”Electric Eel“ project, the lightweight material carbon is combined with piezoelectronic ceramics from the field of intelligent materials. Vibrations in the frame of the bicycle produce electrical charge transfers as a result of mechanical deformation (the piezoelectric effect).
The electrical energy generated in this way can be used for various applications, without additional power sources. The principle is similar to that of an electric eel, that emits current impulses through electric organs.
- Using a CRP (carbon fiber reinforced plastics) rear swinging fork with piezoelectric ceramics, the electrical signals generated by the uneven ground should control the dampers in the chassis frame of full suspensions.
- In the stem, a system for monitoring the loads on the forks and the handlebars was examined. The signals of the piezoelectric modules are used to register overloads. Warning lights on the handlebars indicate, for example, when the bicycle has to be inspected.
"Against a background of safety and warranty aspects, the importance of load monitoring systems will increase drastically in many areas of machine and vehicle construction, as will optimization of maintenance cycles.
Various sensors are suitable, depending on the application. Whereas currently, investigations are carried out for mechanical engineering applications with strain gages, the benefit of the piezoelectric effect for a bicycle is primarily to avoid heavy batteries" Prof. Dr. Alexander Horoschenkoff, Project Leader at the University of Applied Sciences in Munich

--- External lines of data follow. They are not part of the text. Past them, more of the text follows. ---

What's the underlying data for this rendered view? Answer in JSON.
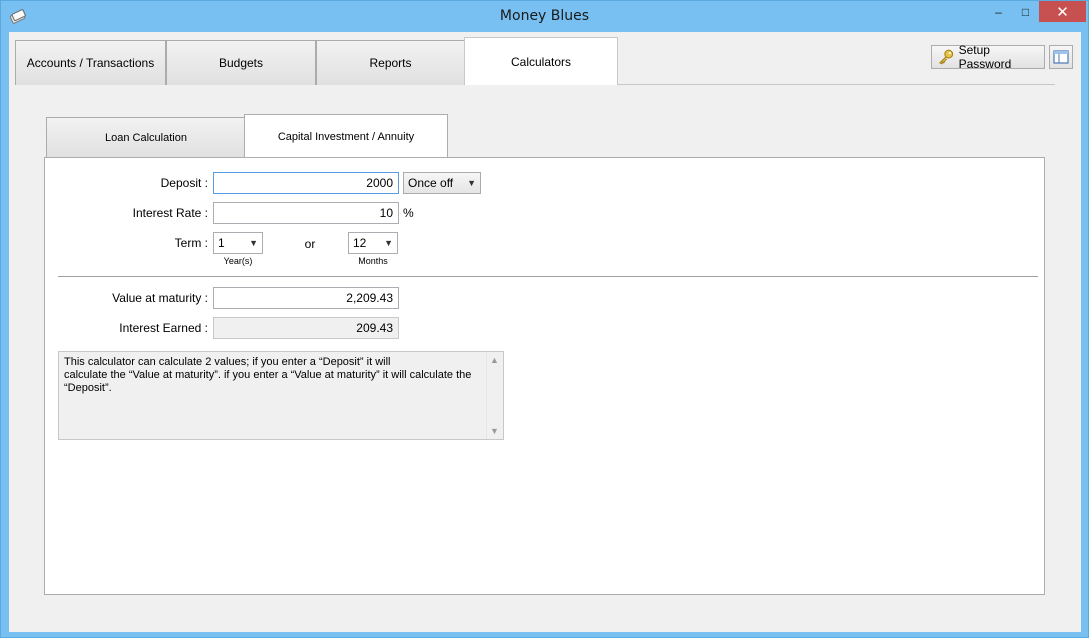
{
  "window": {
    "title": "Money Blues",
    "controls": {
      "minimize": "‒",
      "maximize": "□",
      "close": "✕"
    }
  },
  "main_tabs": [
    {
      "label": "Accounts / Transactions"
    },
    {
      "label": "Budgets"
    },
    {
      "label": "Reports"
    },
    {
      "label": "Calculators"
    }
  ],
  "toolbar": {
    "setup_password_label": "Setup Password",
    "setup_password_icon": "key-icon",
    "layout_icon": "panel-layout-icon"
  },
  "sub_tabs": [
    {
      "label": "Loan Calculation"
    },
    {
      "label": "Capital Investment / Annuity"
    }
  ],
  "form": {
    "deposit_label": "Deposit :",
    "deposit_value": "2000",
    "frequency_value": "Once off",
    "interest_rate_label": "Interest Rate :",
    "interest_rate_value": "10",
    "percent_sign": "%",
    "term_label": "Term :",
    "term_years_value": "1",
    "term_years_caption": "Year(s)",
    "or_label": "or",
    "term_months_value": "12",
    "term_months_caption": "Months",
    "maturity_label": "Value at maturity :",
    "maturity_value": "2,209.43",
    "interest_earned_label": "Interest Earned :",
    "interest_earned_value": "209.43"
  },
  "info": {
    "text": "This calculator can calculate 2 values; if you enter a “Deposit” it will\ncalculate the “Value at maturity”. if you enter a “Value at maturity” it will calculate the\n“Deposit”."
  },
  "colors": {
    "titlebar": "#79c0f2",
    "close_button": "#c75050",
    "focus_border": "#569de5"
  }
}
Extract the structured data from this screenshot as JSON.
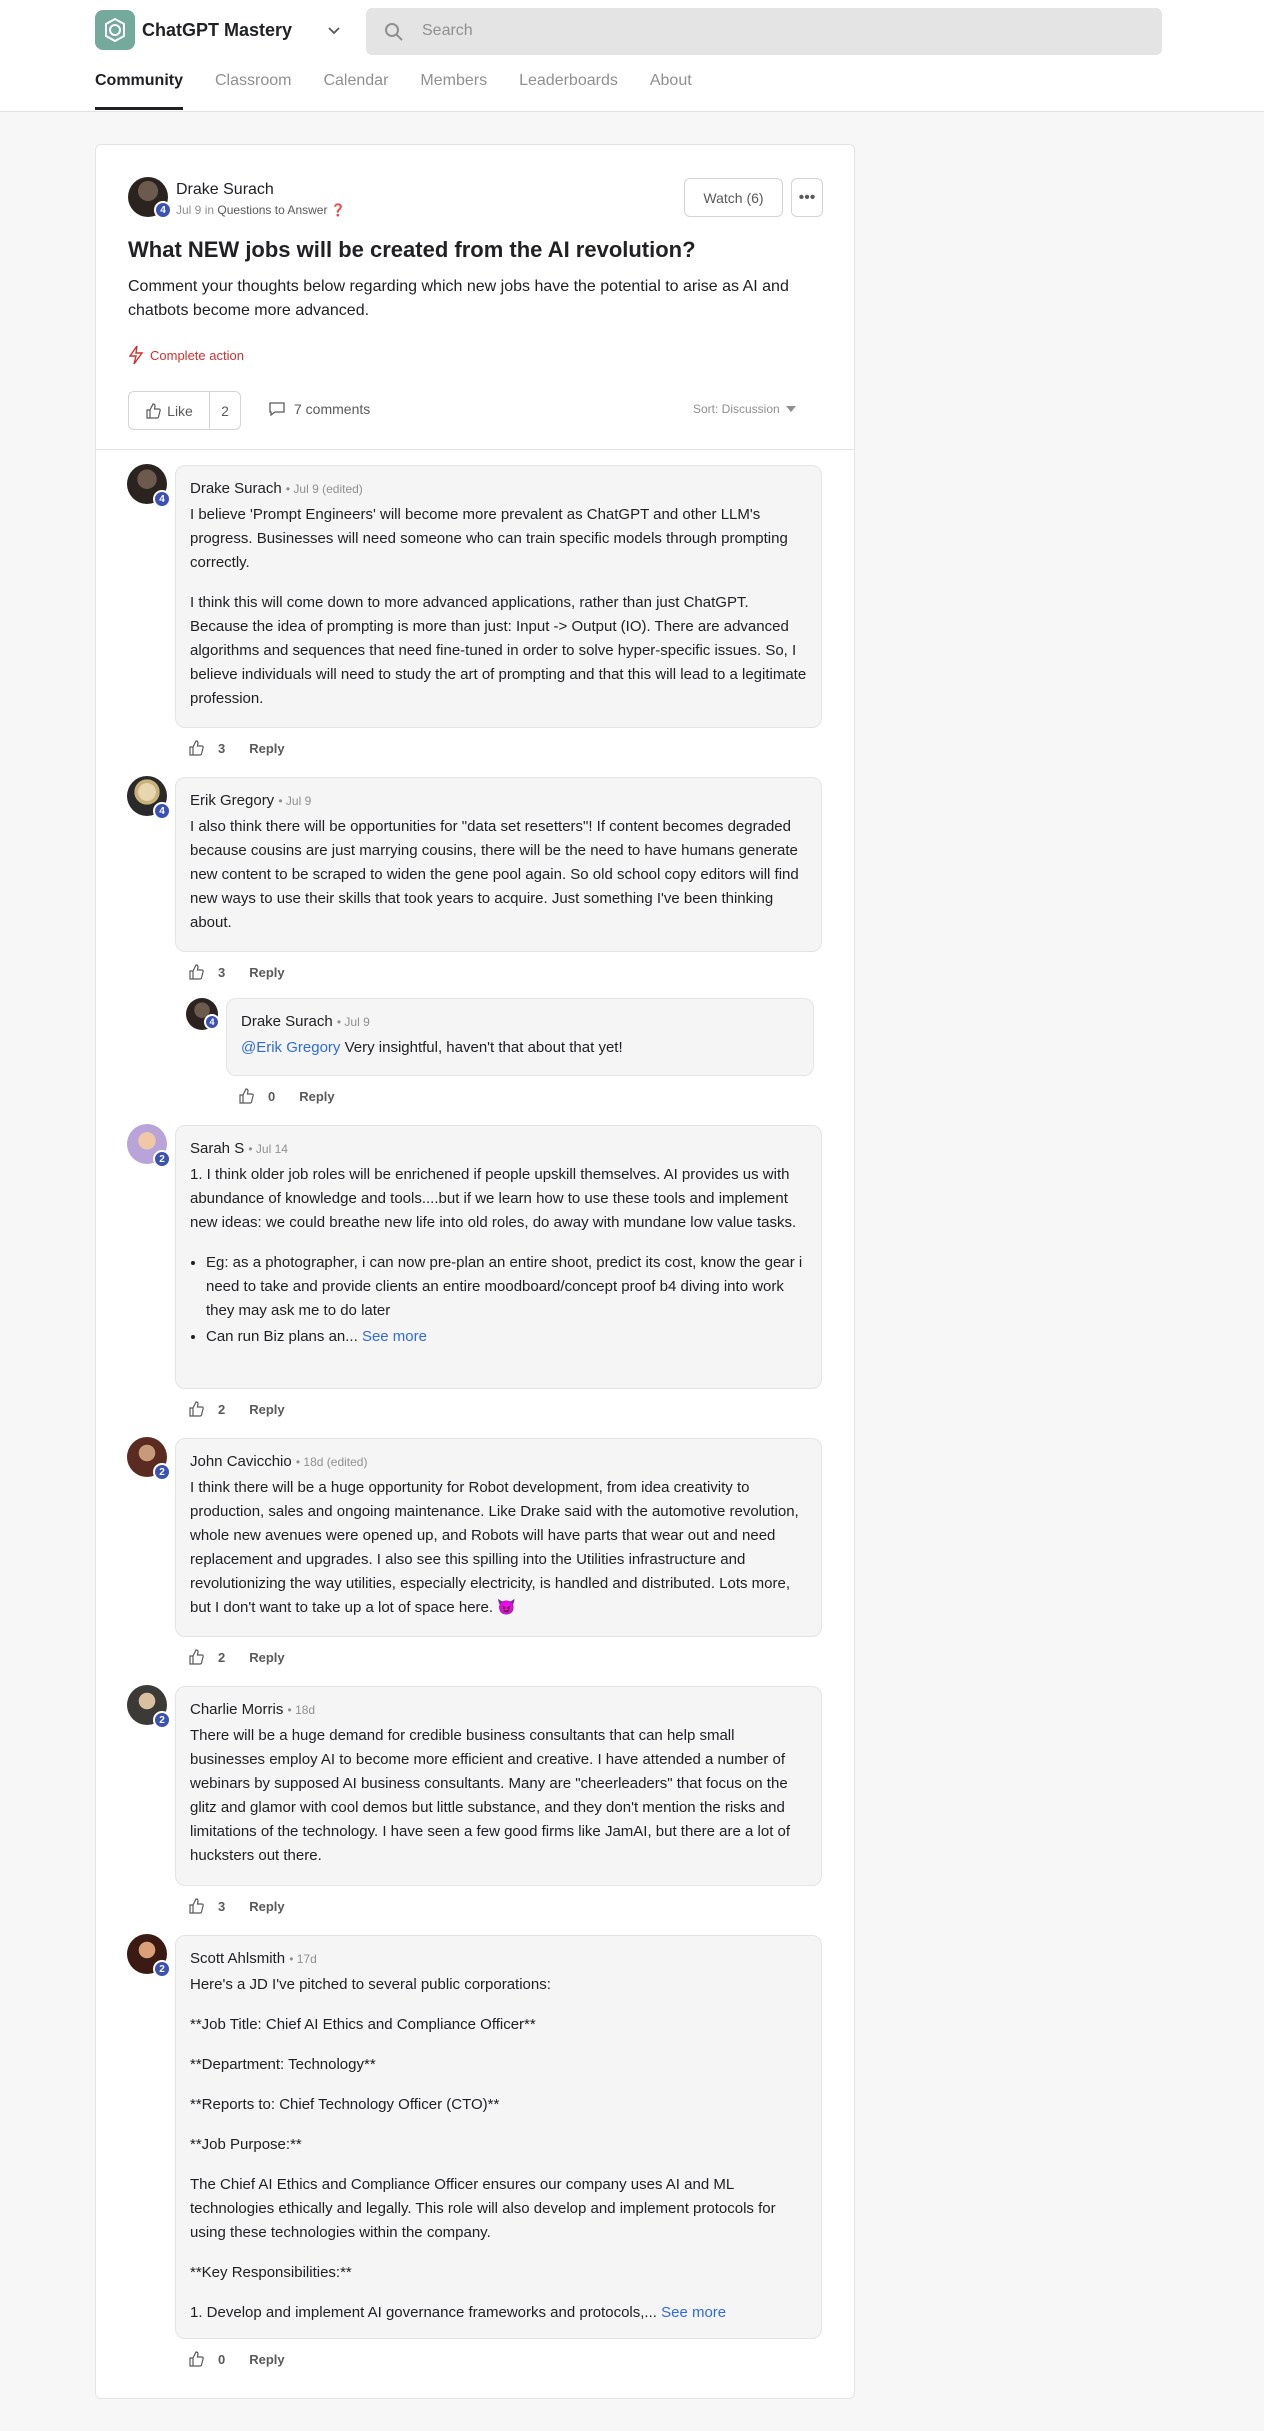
{
  "header": {
    "app_title": "ChatGPT Mastery",
    "search_placeholder": "Search",
    "tabs": [
      {
        "label": "Community",
        "active": true
      },
      {
        "label": "Classroom"
      },
      {
        "label": "Calendar"
      },
      {
        "label": "Members"
      },
      {
        "label": "Leaderboards"
      },
      {
        "label": "About"
      }
    ]
  },
  "post": {
    "author": "Drake Surach",
    "level": "4",
    "date": "Jul 9",
    "in_text": "in",
    "category": "Questions to Answer",
    "category_icon": "❓",
    "watch_label": "Watch (6)",
    "more_label": "•••",
    "title": "What NEW jobs will be created from the AI revolution?",
    "body": "Comment your thoughts below regarding which new jobs have the potential to arise as AI and chatbots become more advanced.",
    "action_label": "Complete action",
    "like_label": "Like",
    "like_count": "2",
    "comments_label": "7 comments",
    "sort_label": "Sort: Discussion"
  },
  "comments": [
    {
      "author": "Drake Surach",
      "level": "4",
      "time": "• Jul 9 (edited)",
      "paragraphs": [
        "I believe 'Prompt Engineers' will become more prevalent as ChatGPT and other LLM's progress. Businesses will need someone who can train specific models through prompting correctly.",
        "I think this will come down to more advanced applications, rather than just ChatGPT. Because the idea of prompting is more than just: Input -> Output (IO). There are advanced algorithms and sequences that need fine-tuned in order to solve hyper-specific issues. So, I believe individuals will need to study the art of prompting and that this will lead to a legitimate profession."
      ],
      "likes": "3",
      "reply_label": "Reply"
    },
    {
      "author": "Erik Gregory",
      "level": "4",
      "time": "• Jul 9",
      "paragraphs": [
        "I also think there will be opportunities for \"data set resetters\"! If content becomes degraded because cousins are just marrying cousins, there will be the need to have humans generate new content to be scraped to widen the gene pool again. So old school copy editors will find new ways to use their skills that took years to acquire. Just something I've been thinking about."
      ],
      "likes": "3",
      "reply_label": "Reply"
    },
    {
      "author": "Drake Surach",
      "level": "4",
      "time": "• Jul 9",
      "mention": "@Erik Gregory",
      "text": " Very insightful, haven't that about that yet!",
      "likes": "0",
      "reply_label": "Reply"
    },
    {
      "author": "Sarah S",
      "level": "2",
      "time": "• Jul 14",
      "paragraphs": [
        "1. I think older job roles will be enrichened if people upskill themselves. AI provides us with abundance of knowledge and tools....but if we learn how to use these tools and implement new ideas: we could breathe new life into old roles, do away with mundane low value tasks."
      ],
      "bullets": [
        "Eg: as a photographer, i can now pre-plan an entire shoot, predict its cost, know the gear i need to take and provide clients an entire moodboard/concept proof b4 diving into work they may ask me to do later",
        "Can run Biz plans an..."
      ],
      "see_more": "See more",
      "likes": "2",
      "reply_label": "Reply"
    },
    {
      "author": "John Cavicchio",
      "level": "2",
      "time": "• 18d (edited)",
      "paragraphs": [
        "I think there will be a huge opportunity for Robot development, from idea creativity to production, sales and ongoing maintenance. Like Drake said with the automotive revolution, whole new avenues were opened up, and Robots will have parts that wear out and need replacement and upgrades. I also see this spilling into the Utilities infrastructure and revolutionizing the way utilities, especially electricity, is handled and distributed. Lots more, but I don't want to take up a lot of space here. 😈"
      ],
      "likes": "2",
      "reply_label": "Reply"
    },
    {
      "author": "Charlie Morris",
      "level": "2",
      "time": "• 18d",
      "paragraphs": [
        "There will be a huge demand for credible business consultants that can help small businesses employ AI to become more efficient and creative. I have attended a number of webinars by supposed AI business consultants. Many are \"cheerleaders\" that focus on the glitz and glamor with cool demos but little substance, and they don't mention the risks and limitations of the technology. I have seen a few good firms like JamAI, but there are a lot of hucksters out there."
      ],
      "likes": "3",
      "reply_label": "Reply"
    },
    {
      "author": "Scott Ahlsmith",
      "level": "2",
      "time": "• 17d",
      "paragraphs": [
        "Here's a JD I've pitched to several public corporations:",
        "**Job Title: Chief AI Ethics and Compliance Officer**",
        "**Department: Technology**",
        "**Reports to: Chief Technology Officer (CTO)**",
        "**Job Purpose:**",
        "The Chief AI Ethics and Compliance Officer ensures our company uses AI and ML technologies ethically and legally. This role will also develop and implement protocols for using these technologies within the company.",
        "**Key Responsibilities:**"
      ],
      "last_line": "1. Develop and implement AI governance frameworks and protocols,...",
      "see_more": "See more",
      "likes": "0",
      "reply_label": "Reply"
    }
  ],
  "colors": {
    "accent": "#3c52b3",
    "link": "#2f6be0",
    "action": "#d32f2f",
    "logo": "#74aa9c"
  }
}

Before attaching the piezoelectric modules, we measure the deformation of the components under different loads (hopping, out-ofsaddle riding, braking) with linear strain gages and strain gage rosettes. The carbon components are carefully polished with 220-grit sandpaper until the first carbon fibers come to the surface and the strain gages can then be installed with the cold-hardening adhesive, Z70. Two Spider8 amplifiers with catman® software are used to record the deformation on the forks and handlebars.
To develop the chassis, the students planned a roller type test bench to allow them to investigate the control of the damping valve. The deformation of the CRP rear swinging fork, the displacement during deflection and the piezoelectric signal are all measured.
HBM strain gages, displacement transducers, force transducers and measuring amplifiers as well as software are used here.
…is a complex, mechatronic system that should not require any outside power sources. The erection of the roller-type test bench is a prerequisite for informed investigation of the interaction between the deflection, the valve switching and the damping effect.